AI Brain-Computer Interface Restores Feeling, Movement in Paralyzed Man
For decades, science fiction writer have entertained us with tales of human beings becoming cyborgs. There have been films and comic books that thrilled us. Usually, the cyborg story involves superhero-level fighting because a human has now become part machine. Implanted with robotic body parts the hero or the villain has become stronger and faster than regular humans.
That cyborg is science fiction. But a recent announcement shows how a sort of cyborg success occurred in the real world.
In what seems like a weekly headline regarding AI and its effect on the medical world, futurism.com has a story that is truly miraculous in its scope.
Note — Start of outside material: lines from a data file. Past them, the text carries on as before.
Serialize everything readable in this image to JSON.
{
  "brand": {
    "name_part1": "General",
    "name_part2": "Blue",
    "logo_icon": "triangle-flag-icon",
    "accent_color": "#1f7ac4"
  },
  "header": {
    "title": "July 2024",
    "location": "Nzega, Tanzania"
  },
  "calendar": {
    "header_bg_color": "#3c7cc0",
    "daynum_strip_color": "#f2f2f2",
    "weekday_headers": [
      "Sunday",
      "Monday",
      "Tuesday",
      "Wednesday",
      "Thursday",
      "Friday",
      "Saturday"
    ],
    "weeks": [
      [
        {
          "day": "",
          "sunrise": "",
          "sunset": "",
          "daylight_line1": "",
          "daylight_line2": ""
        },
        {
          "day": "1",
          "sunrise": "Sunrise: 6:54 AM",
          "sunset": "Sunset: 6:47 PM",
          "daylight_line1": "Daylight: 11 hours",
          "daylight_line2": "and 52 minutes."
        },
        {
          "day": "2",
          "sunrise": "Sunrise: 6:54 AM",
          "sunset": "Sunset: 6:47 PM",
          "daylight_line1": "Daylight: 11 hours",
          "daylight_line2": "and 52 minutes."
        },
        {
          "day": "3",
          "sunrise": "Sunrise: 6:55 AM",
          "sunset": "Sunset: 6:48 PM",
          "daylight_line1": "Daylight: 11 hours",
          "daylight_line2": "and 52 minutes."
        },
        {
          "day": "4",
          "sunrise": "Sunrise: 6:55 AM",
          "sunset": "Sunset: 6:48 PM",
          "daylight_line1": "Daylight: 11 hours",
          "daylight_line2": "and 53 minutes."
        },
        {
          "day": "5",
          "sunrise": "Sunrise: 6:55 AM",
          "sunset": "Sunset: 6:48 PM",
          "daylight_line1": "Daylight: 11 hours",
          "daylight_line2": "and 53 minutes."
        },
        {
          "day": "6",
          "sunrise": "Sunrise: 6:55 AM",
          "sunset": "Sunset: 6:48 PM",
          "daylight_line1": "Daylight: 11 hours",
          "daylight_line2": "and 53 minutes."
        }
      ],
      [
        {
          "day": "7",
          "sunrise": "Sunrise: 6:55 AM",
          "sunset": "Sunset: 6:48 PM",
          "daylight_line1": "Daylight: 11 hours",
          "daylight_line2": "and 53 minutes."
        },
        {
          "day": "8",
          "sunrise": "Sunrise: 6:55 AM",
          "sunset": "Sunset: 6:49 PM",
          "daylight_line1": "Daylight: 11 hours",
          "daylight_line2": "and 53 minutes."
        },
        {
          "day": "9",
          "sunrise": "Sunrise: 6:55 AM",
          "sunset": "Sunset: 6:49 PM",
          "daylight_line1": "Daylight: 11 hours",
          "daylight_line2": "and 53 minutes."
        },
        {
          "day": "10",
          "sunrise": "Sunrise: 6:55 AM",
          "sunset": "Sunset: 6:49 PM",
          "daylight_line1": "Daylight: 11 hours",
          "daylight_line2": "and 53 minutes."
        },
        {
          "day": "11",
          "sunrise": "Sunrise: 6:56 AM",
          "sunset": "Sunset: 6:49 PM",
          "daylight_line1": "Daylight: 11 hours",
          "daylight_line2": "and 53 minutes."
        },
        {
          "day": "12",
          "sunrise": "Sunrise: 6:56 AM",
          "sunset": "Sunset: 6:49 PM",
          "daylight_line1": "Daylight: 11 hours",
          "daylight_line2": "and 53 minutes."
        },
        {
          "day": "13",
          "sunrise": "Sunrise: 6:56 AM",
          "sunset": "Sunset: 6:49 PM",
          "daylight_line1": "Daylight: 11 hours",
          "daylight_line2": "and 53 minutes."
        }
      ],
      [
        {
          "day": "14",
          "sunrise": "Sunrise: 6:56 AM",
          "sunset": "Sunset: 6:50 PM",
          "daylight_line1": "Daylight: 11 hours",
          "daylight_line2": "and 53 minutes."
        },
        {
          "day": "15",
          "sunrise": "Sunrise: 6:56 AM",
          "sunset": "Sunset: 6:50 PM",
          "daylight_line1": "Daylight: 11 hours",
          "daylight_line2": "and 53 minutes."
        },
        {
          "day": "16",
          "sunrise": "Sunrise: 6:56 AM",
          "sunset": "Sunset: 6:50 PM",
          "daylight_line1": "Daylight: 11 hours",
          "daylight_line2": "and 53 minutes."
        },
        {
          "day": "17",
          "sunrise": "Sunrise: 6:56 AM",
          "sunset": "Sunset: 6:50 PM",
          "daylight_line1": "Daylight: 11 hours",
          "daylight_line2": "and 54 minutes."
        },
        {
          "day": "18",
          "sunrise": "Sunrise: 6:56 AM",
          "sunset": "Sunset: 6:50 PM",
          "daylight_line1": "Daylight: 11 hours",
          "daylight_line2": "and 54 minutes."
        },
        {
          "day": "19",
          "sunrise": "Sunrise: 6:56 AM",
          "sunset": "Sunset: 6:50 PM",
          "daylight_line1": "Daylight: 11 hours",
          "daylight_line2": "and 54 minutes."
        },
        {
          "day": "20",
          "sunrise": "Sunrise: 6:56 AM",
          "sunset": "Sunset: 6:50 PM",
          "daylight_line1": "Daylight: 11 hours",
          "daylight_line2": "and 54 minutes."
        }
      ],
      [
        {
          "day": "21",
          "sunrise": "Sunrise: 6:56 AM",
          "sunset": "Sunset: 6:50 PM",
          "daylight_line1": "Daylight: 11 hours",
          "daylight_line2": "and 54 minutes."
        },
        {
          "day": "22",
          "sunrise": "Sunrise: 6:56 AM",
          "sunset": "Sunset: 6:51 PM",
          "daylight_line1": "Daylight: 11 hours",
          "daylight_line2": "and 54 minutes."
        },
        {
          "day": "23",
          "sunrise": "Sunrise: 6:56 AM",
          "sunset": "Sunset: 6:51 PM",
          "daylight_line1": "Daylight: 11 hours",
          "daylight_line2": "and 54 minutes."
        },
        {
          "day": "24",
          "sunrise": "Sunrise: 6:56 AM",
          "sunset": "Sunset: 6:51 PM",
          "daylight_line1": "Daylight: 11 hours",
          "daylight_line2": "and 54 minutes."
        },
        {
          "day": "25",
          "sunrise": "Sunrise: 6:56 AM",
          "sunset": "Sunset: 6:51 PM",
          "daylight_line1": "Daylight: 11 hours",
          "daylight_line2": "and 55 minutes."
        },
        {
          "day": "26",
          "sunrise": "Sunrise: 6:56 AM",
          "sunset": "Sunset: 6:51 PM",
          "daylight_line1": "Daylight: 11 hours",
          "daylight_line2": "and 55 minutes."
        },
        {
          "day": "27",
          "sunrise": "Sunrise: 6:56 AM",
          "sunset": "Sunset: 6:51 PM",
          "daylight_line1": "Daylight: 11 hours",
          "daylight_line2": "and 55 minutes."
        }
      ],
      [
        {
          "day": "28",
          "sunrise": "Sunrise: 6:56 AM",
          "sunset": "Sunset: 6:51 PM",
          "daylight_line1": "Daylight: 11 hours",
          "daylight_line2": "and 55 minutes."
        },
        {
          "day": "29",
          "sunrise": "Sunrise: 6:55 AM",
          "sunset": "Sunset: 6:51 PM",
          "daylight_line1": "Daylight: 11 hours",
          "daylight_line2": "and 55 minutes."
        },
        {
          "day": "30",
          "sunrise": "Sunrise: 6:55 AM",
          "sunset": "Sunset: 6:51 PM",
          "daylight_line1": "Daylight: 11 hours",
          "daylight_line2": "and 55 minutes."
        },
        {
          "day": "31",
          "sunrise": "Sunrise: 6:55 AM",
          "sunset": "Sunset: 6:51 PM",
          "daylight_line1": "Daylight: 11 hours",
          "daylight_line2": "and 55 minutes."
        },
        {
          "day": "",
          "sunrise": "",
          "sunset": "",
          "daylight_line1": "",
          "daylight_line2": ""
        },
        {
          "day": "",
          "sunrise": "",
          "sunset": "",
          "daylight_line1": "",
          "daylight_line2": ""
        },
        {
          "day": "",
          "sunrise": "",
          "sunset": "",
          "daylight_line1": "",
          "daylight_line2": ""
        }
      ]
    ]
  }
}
It recounts how 45-year-old Keith Thomas, who was paralyzed from the neck down after diving into a swimming pool, is now able to move and feel his arms. A first-of-its-kind clinical trial gave him the ability to use his arms for the first time in three years.
Thomas, who lives with quadriplegia, was the first patient to receive what his doctors are calling a double neural bypass, a new bioelectrical therapy pioneered at Northwell Health’s Feinstein Institutes for Medical Research. Led by Chad Bouton, a professor at Northwell’s Institute of Bioelectronic Medicine, the experimental new procedure involves a combination of AI, brain-computer interface (BCI) implants, external computers, and non-invasive wearable tech.
Like a coronary bypass surgery creates a detour for your heart to pump blood around an obstacle, a neural bypass uses a combination of machine learning and electrical signaling to reroute an individual’s neural signals, avoiding whatever barrier is preventing them from making it where they’re supposed to go. A double neural bypass, then, reroutes the signal in just one but two places: in this case, the areas responsible for movement and touch.
“It’s a very challenging problem,” said Bouton, who’s also the founder and CEO of a biotech firm called Neuvotion, over a video call. “You’re looking at these complex electrical patterns in the brain, and you’re trying to make sense out of the patterns and extract information from them. We want to know when someone’s thinking about moving their hand, or moving their fingers, and we want to be able to then channel those thoughts into something useful.”
The article goes deeply into the process of this experimental operation. His doctors report how grueling this recovery process is. Thomas had endured months of pre-op MRIs and other testing by the researchers.
The operation took 15 hours and Thomas was awake through part of it so he could continue to communicate with doctors who were operating on his brain.
Doctors developed a strategy to implant a total of five BCI chips: two at the area of the brain that presides over movement, and three at the region responsible for touch and feeling in the fingers. The chips pass decoded bioelectrical messages to the computer, which then sends electric signals to a series of electrode-laden patches placed across Thomas’ spine and forearms. Finally, a handful of infinitesimal sensors placed on Thomas’ fingertips and palms send touch and pressure data back up to the sensory region of Thomas’ brain.
“Every time he thinks about moving and feeling, we actually send another signal to the spinal cord, and that supercharges the spinal cord,” said Bouton. “It tries to strengthen connections.”
This story will probably bring tears to your eyes. It is truly miraculous how AI has helped Thomas accomplish movement and sensation in his limbs.
In the four months since the procedure, Thomas has regained full strength in both arms, even a 100 percent recovery in his right arm. But most excitingly, Thomas has started to experience natural recovery in his forearm and wrist — meaning that the therapy might have kickstarted his nervous system’s innate healing processes.
It is truly an incredible success story written by Maggie Harrison. What was once thought to be medically impossible, is now a medical reality through the addition of AI and an amazing group of doctors, scientists, and researchers.
read more at futurism.com